Would you filter these records and copy every line that has the word "image"?
+++ GIVEN DATA
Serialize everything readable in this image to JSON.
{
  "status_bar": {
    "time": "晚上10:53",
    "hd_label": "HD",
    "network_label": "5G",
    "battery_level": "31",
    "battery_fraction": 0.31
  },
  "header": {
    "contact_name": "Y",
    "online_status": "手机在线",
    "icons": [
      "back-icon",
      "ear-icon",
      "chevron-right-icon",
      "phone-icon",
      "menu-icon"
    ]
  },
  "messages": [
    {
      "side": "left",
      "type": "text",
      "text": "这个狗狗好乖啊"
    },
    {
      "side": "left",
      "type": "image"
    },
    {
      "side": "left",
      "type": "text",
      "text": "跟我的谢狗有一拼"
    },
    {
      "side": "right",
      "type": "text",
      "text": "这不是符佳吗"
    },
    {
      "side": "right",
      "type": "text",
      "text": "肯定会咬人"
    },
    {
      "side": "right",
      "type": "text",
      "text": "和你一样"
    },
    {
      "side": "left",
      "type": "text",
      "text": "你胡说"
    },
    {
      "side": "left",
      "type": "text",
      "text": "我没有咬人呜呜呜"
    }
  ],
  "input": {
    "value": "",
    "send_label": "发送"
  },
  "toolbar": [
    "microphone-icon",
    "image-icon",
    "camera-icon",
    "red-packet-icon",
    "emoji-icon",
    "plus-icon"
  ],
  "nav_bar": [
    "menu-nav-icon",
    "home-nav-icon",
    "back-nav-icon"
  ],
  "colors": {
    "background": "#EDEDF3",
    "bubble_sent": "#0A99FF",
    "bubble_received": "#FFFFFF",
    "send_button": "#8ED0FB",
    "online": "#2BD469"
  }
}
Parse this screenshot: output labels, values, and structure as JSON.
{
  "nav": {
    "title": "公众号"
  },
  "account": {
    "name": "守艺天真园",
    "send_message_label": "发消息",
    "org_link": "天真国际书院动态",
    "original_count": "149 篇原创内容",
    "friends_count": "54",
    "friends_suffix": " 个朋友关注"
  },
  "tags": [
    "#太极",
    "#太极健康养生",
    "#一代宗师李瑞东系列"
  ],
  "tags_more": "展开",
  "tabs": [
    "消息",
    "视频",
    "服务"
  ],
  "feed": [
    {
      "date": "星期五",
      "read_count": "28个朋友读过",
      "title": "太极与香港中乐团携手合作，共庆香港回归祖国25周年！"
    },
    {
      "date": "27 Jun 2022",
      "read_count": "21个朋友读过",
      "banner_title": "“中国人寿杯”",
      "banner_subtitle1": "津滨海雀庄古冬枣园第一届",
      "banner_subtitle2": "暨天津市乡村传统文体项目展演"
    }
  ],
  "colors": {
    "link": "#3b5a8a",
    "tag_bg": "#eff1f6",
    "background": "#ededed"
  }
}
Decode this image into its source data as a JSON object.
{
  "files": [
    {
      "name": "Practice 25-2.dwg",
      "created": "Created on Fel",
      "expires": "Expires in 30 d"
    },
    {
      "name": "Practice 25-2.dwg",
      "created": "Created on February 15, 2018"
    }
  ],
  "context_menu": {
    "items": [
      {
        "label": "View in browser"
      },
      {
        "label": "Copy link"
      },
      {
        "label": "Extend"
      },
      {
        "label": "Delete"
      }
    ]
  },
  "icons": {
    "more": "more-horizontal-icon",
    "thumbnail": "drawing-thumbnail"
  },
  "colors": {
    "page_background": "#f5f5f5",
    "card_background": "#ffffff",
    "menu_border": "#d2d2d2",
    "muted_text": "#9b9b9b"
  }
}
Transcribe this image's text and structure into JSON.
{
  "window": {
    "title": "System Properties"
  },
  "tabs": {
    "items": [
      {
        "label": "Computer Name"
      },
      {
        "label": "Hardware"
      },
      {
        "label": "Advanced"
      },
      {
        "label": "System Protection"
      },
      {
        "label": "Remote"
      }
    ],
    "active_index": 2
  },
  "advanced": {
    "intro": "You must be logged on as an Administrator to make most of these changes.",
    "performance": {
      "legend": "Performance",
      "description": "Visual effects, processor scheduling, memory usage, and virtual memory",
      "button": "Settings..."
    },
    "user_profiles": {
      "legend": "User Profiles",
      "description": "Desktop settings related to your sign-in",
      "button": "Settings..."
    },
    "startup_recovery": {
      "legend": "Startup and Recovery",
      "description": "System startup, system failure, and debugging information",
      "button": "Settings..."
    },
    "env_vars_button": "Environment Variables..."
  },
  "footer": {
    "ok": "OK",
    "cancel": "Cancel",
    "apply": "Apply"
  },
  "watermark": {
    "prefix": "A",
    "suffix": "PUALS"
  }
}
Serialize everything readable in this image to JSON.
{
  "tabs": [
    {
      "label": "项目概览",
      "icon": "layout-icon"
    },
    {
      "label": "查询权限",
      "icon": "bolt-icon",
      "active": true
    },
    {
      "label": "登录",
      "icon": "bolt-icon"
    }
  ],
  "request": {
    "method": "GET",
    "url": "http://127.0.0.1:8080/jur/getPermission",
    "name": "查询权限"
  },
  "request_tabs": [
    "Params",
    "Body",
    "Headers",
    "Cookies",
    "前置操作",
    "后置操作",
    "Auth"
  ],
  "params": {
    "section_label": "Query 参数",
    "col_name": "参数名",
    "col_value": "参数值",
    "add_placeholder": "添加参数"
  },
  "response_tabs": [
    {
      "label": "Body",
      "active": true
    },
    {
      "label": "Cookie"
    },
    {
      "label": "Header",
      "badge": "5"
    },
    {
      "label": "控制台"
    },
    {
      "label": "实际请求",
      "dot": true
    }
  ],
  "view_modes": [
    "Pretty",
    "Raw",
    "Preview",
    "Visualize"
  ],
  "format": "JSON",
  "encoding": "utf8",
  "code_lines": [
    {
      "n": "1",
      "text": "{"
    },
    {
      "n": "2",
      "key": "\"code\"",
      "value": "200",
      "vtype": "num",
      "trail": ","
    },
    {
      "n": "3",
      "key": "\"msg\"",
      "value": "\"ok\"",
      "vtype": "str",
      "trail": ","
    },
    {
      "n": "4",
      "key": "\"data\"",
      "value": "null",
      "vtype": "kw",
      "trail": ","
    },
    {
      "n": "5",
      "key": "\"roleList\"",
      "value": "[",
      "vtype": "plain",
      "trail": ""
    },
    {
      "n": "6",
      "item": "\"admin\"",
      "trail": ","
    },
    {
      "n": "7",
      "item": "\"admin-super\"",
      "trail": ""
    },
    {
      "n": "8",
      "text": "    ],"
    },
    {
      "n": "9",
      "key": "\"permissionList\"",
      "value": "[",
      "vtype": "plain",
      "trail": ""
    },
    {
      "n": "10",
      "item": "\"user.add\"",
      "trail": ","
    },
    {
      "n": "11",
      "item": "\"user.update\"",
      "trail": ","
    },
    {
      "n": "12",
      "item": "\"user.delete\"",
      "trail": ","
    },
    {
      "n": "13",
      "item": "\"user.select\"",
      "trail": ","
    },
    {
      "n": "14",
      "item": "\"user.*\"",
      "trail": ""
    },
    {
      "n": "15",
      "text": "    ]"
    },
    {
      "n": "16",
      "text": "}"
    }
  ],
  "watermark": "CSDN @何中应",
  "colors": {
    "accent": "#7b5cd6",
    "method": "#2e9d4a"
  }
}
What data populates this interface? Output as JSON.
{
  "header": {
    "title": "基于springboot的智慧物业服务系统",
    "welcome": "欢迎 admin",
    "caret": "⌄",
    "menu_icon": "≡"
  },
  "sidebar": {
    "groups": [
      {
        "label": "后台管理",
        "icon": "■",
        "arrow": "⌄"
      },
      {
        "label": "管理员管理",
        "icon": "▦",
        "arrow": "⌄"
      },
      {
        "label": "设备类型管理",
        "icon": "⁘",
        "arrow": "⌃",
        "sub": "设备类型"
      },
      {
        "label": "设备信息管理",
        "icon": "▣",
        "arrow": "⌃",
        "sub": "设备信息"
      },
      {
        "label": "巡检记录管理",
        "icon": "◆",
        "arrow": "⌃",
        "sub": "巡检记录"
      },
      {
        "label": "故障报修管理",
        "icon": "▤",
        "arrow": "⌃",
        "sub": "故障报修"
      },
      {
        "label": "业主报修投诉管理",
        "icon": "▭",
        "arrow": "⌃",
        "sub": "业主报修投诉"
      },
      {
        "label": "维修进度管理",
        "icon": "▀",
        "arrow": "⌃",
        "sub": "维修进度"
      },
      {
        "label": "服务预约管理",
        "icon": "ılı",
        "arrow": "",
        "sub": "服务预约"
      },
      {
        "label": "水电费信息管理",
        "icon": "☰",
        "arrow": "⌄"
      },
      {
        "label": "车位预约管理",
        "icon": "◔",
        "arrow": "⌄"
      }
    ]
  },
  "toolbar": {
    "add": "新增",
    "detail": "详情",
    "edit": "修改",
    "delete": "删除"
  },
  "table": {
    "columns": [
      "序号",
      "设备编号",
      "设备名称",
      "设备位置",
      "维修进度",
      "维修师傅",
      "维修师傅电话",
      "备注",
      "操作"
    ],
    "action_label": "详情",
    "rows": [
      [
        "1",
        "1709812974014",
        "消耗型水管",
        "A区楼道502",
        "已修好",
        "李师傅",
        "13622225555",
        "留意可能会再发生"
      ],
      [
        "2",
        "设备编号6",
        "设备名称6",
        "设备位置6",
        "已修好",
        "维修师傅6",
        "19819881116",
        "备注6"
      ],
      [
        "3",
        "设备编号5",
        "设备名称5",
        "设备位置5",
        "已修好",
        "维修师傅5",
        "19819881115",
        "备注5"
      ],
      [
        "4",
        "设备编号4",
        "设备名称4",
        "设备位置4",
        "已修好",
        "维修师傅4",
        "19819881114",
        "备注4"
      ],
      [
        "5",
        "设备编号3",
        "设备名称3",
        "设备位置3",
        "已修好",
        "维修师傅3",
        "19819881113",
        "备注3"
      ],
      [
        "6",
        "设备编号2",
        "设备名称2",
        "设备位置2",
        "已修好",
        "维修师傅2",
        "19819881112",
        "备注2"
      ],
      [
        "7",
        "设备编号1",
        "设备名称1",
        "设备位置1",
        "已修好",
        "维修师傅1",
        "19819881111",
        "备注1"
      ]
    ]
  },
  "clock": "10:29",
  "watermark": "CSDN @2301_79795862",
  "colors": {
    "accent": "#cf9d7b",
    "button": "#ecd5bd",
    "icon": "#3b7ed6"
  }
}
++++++
**ANSWER TO THE PROBLEM:**
Serialize everything readable in this image to JSON.
      "type": "image"
    "image-icon",
Decode this image into its source data as a JSON object.
Transcribe this image's text and structure into JSON.
Serialize everything readable in this image to JSON.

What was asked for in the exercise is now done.